Genetic modification mainly involves the process of inserting a gene from a bacteria or virus into an organism; a gene that is not normally found in that certain organism. In the case of genetic modified corn and for other crops in general, the purpose is to change the genetic code of plants for various reasons such as improving the crops compared to the regular crops, make them more resistant to harsh weather, faster production at a lower cost, using less pesticides and herbicides thus increasing the farmer’s income and also to meet the growing demand of a certain crop.
Genetically modified foods have been introduced to the market and have sparked controversy on the possible environmental and health risks it poses. Environmental risks have been determined, and although there is no accurate information of the danger it can do to one’s health, there is also no evidence that it cannot harm consumers. For these reasons, concerned consumers and scientists have questioned the lack of thorough studies and observation about the health risks of genetically modified crops, specifically corn. Corn which is used in many products, in restaurant dishes, as well as feeding livestock. 84 acres of land in the U.S. is allotted to farming corn followed by soybeans, according to the U.S. Environmental Protection Agency.

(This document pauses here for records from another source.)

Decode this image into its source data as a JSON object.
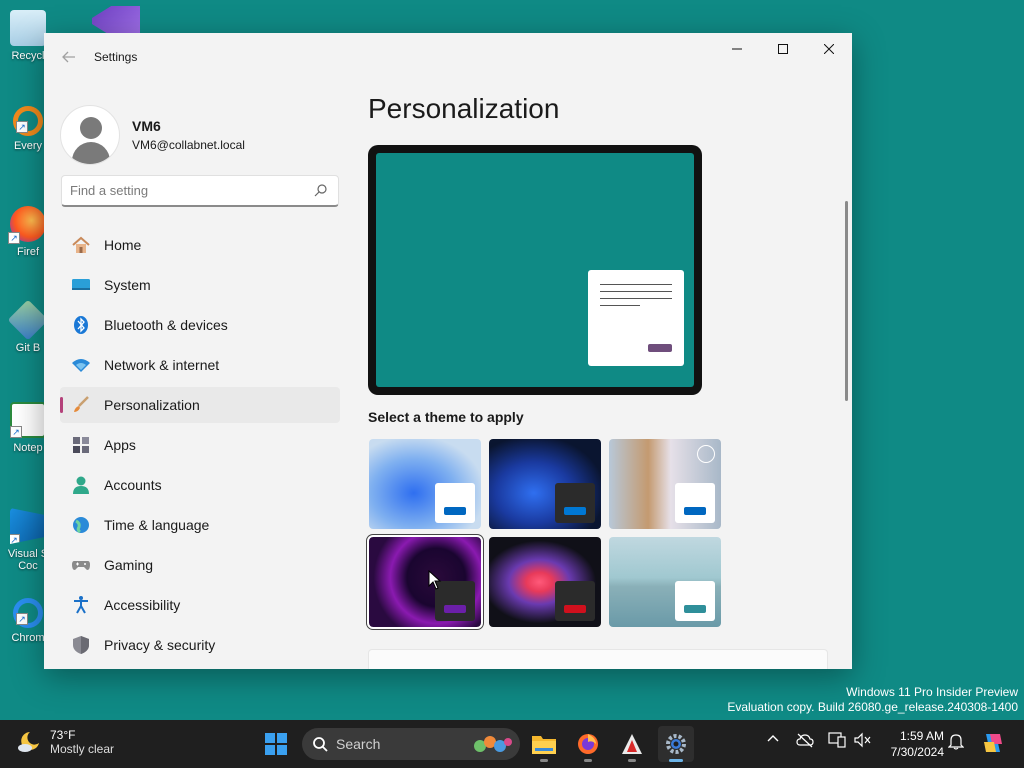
{
  "desktop": {
    "icons": [
      {
        "label": "Recycl"
      },
      {
        "label": "Every"
      },
      {
        "label": "Firef"
      },
      {
        "label": "Git B"
      },
      {
        "label": "Notep"
      },
      {
        "label": "Visual S Coc"
      },
      {
        "label": "Chrom"
      }
    ],
    "watermark": {
      "line1": "Windows 11 Pro Insider Preview",
      "line2": "Evaluation copy. Build 26080.ge_release.240308-1400"
    }
  },
  "window": {
    "title": "Settings",
    "profile": {
      "name": "VM6",
      "email": "VM6@collabnet.local"
    },
    "search": {
      "placeholder": "Find a setting"
    },
    "nav": [
      {
        "label": "Home",
        "icon": "home-icon"
      },
      {
        "label": "System",
        "icon": "system-icon"
      },
      {
        "label": "Bluetooth & devices",
        "icon": "bluetooth-icon"
      },
      {
        "label": "Network & internet",
        "icon": "wifi-icon"
      },
      {
        "label": "Personalization",
        "icon": "brush-icon",
        "active": true
      },
      {
        "label": "Apps",
        "icon": "apps-icon"
      },
      {
        "label": "Accounts",
        "icon": "account-icon"
      },
      {
        "label": "Time & language",
        "icon": "globe-icon"
      },
      {
        "label": "Gaming",
        "icon": "gamepad-icon"
      },
      {
        "label": "Accessibility",
        "icon": "accessibility-icon"
      },
      {
        "label": "Privacy & security",
        "icon": "shield-icon"
      }
    ],
    "content": {
      "title": "Personalization",
      "theme_heading": "Select a theme to apply",
      "themes": [
        {
          "name": "windows-light",
          "accent": "#0067c0"
        },
        {
          "name": "windows-dark",
          "accent": "#0078d4"
        },
        {
          "name": "spotlight",
          "accent": "#0067c0"
        },
        {
          "name": "glow",
          "accent": "#6b1fa8",
          "selected": true
        },
        {
          "name": "captured-motion",
          "accent": "#d0101d"
        },
        {
          "name": "flow",
          "accent": "#2f8f9a"
        }
      ]
    }
  },
  "taskbar": {
    "weather": {
      "temp": "73°F",
      "desc": "Mostly clear"
    },
    "search_label": "Search",
    "clock": {
      "time": "1:59 AM",
      "date": "7/30/2024"
    }
  }
}
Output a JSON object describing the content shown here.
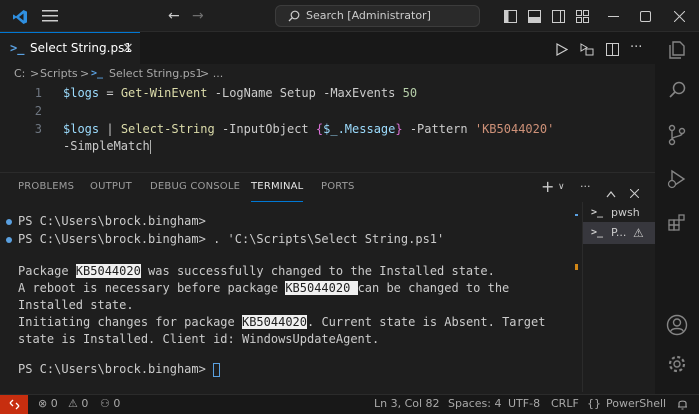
{
  "titlebar": {
    "search_text": "Search [Administrator]",
    "icons": [
      "vscode-logo-icon",
      "menu-icon",
      "back-arrow-icon",
      "forward-arrow-icon",
      "search-icon",
      "layout-sidebar-left-icon",
      "layout-panel-icon",
      "layout-sidebar-right-icon",
      "customize-layout-icon",
      "minimize-icon",
      "maximize-icon",
      "close-icon"
    ]
  },
  "tab": {
    "label": "Select String.ps1",
    "close": "×"
  },
  "breadcrumb": {
    "c": "C:",
    "sep": ">",
    "folder": "Scripts",
    "file": "Select String.ps1",
    "more": "> ..."
  },
  "editor": {
    "lines": [
      {
        "num": "1"
      },
      {
        "num": "2"
      },
      {
        "num": "3"
      }
    ],
    "l1": {
      "var": "$logs",
      "eq": " = ",
      "cmd": "Get-WinEvent",
      "p1": " -LogName Setup -MaxEvents ",
      "n": "50"
    },
    "l3": {
      "var": "$logs",
      "pipe": " | ",
      "cmd": "Select-String",
      "p1": " -InputObject ",
      "b1": "{",
      "v2": "$_",
      "p2": ".Message",
      "b2": "}",
      "p3": " -Pattern ",
      "s": "'KB5044020'"
    },
    "l3b": {
      "p": "-SimpleMatch"
    }
  },
  "panel": {
    "tabs": [
      "PROBLEMS",
      "OUTPUT",
      "DEBUG CONSOLE",
      "TERMINAL",
      "PORTS"
    ],
    "active": "TERMINAL"
  },
  "terminal": {
    "line1": "PS C:\\Users\\brock.bingham>",
    "line2": "PS C:\\Users\\brock.bingham> . 'C:\\Scripts\\Select String.ps1'",
    "line4a": "Package ",
    "kb": "KB5044020",
    "line4b": " was successfully changed to the Installed state.",
    "line5a": "A reboot is necessary before package ",
    "kb2": "KB5044020 ",
    "line5b": "can be changed to the",
    "line6": "Installed state.",
    "line7a": "Initiating changes for package ",
    "kb3": "KB5044020",
    "line7b": ". Current state is Absent. Target",
    "line8": "state is Installed. Client id: WindowsUpdateAgent.",
    "line10": "PS C:\\Users\\brock.bingham> "
  },
  "termlist": {
    "items": [
      "pwsh",
      "P..."
    ]
  },
  "statusbar": {
    "errors": "0",
    "warnings": "0",
    "ports": "0",
    "position": "Ln 3, Col 82",
    "spaces": "Spaces: 4",
    "encoding": "UTF-8",
    "eol": "CRLF",
    "language": "PowerShell"
  },
  "colors": {
    "accent": "#0078d4",
    "remote": "#c72e0f"
  }
}
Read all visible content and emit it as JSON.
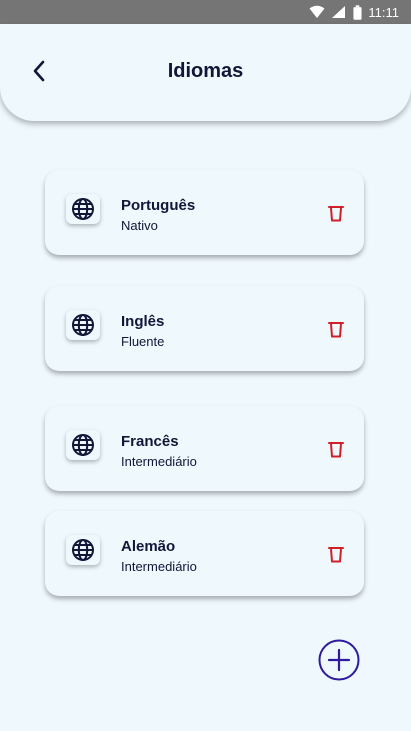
{
  "status_bar": {
    "time": "11:11"
  },
  "header": {
    "title": "Idiomas"
  },
  "languages": [
    {
      "name": "Português",
      "level": "Nativo"
    },
    {
      "name": "Inglês",
      "level": "Fluente"
    },
    {
      "name": "Francês",
      "level": "Intermediário"
    },
    {
      "name": "Alemão",
      "level": "Intermediário"
    }
  ],
  "colors": {
    "background": "#eef8fd",
    "text": "#121638",
    "delete": "#d0202a",
    "accent": "#2e1a9e",
    "status_bar": "#757575"
  },
  "icons": {
    "back": "chevron-left-icon",
    "language": "globe-icon",
    "delete": "trash-icon",
    "add": "plus-circle-icon"
  }
}
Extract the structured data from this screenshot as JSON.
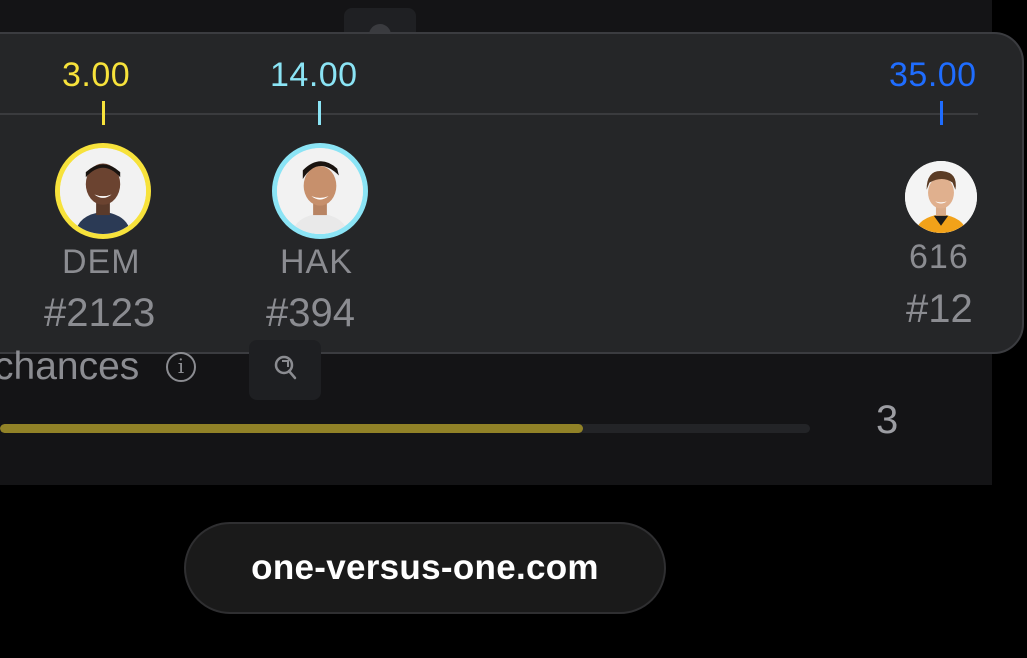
{
  "players": [
    {
      "value": "3.00",
      "abbr": "DEM",
      "rank": "#2123",
      "color": "#f7e23b"
    },
    {
      "value": "14.00",
      "abbr": "HAK",
      "rank": "#394",
      "color": "#8be4f5"
    },
    {
      "value": "35.00",
      "abbr": "616",
      "rank": "#12",
      "color": "#1f6dff"
    }
  ],
  "stat": {
    "label": "chances",
    "info_icon": "i",
    "count": "3",
    "progress": 0.72,
    "bar_color": "#918227"
  },
  "footer": {
    "url": "one-versus-one.com"
  }
}
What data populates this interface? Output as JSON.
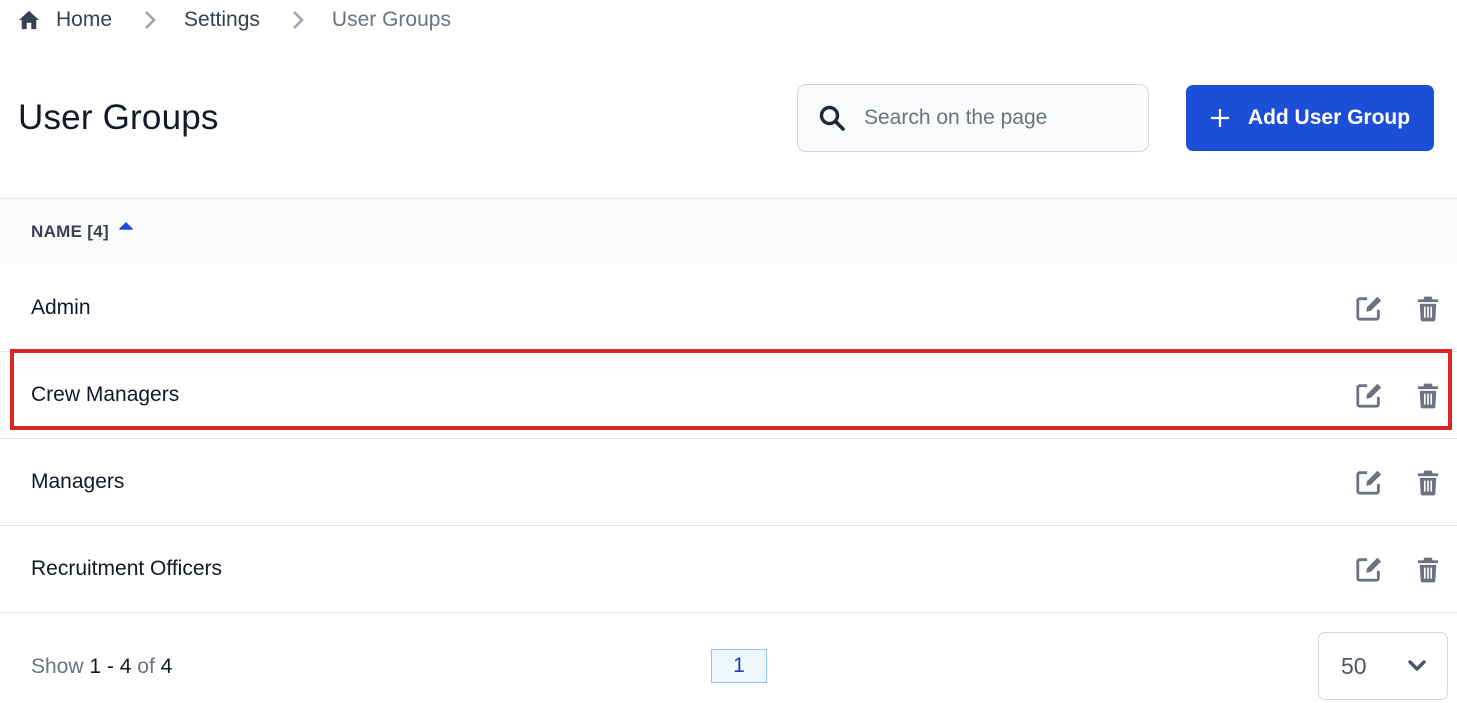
{
  "breadcrumb": {
    "items": [
      {
        "label": "Home",
        "icon": "home-icon"
      },
      {
        "label": "Settings"
      },
      {
        "label": "User Groups"
      }
    ]
  },
  "page": {
    "title": "User Groups"
  },
  "search": {
    "placeholder": "Search on the page",
    "value": ""
  },
  "toolbar": {
    "add_label": "Add User Group"
  },
  "table": {
    "columns": [
      {
        "label": "NAME [4]",
        "sort": "ascending"
      }
    ],
    "rows": [
      {
        "name": "Admin"
      },
      {
        "name": "Crew Managers",
        "highlighted": true
      },
      {
        "name": "Managers"
      },
      {
        "name": "Recruitment Officers"
      }
    ]
  },
  "pagination": {
    "show_label": "Show",
    "range_start": "1",
    "range_sep": "-",
    "range_end": "4",
    "of_label": "of",
    "total": "4",
    "current_page": "1",
    "page_size": "50"
  },
  "colors": {
    "accent": "#1d4ed8",
    "highlight": "#dc2626",
    "header_bg": "#f9fafb",
    "icon_gray": "#6b7280"
  }
}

While genetically modified corn and other crops is an advantage to farmers and agriculture, it has been shown to affect the environment.
- Since it is genetically altered to resist strong pesticides and herbicides, the amount of these chemicals can kill all the weeds thus reducing biodiversity.
- Genetically modified crops can produce their own pesticide, a bacterial toxin called Bacillus thuringiensis (BT). Long exposure to this toxin allowed certain types of bugs to develop resistance on BT.
- BT can kill other insects like bees, ladybugs and monarch butterflies.
- BT can produce other irregular toxins and allergens into the crop and therefore may affect the final product.
- Genetically modified crops can cross-contaminate other crops through microbial process, seeds and pollens. Cross-contamination can go out of control and may affect other farmlands and the entire food supply. Because of this, consumers may be unaware that they are ingesting genetically modified crops.
While the environmental risks are clearly identified, the health risks are still unclear. However, it should not be excluded that the pesticide released by genetically modified crops are new to humans, and the body might not be able to handle them. We all know that pesticides that include herbicides, insecticides and fungicides are linked to serious illnesses such as cancer especially in children and neurological diseases like Parkinson’s.
The federal government has allowed the production and use of genetically modified crops on foods as long as it meets the same safety requirements from traditionally bred plants. However, they do not require foods from GMC to be labeled as such, only voluntary labeling can be imposed. Food manufacturers may specify if it is made from GMC as long as the labeling is truthful and not misleading to consumers.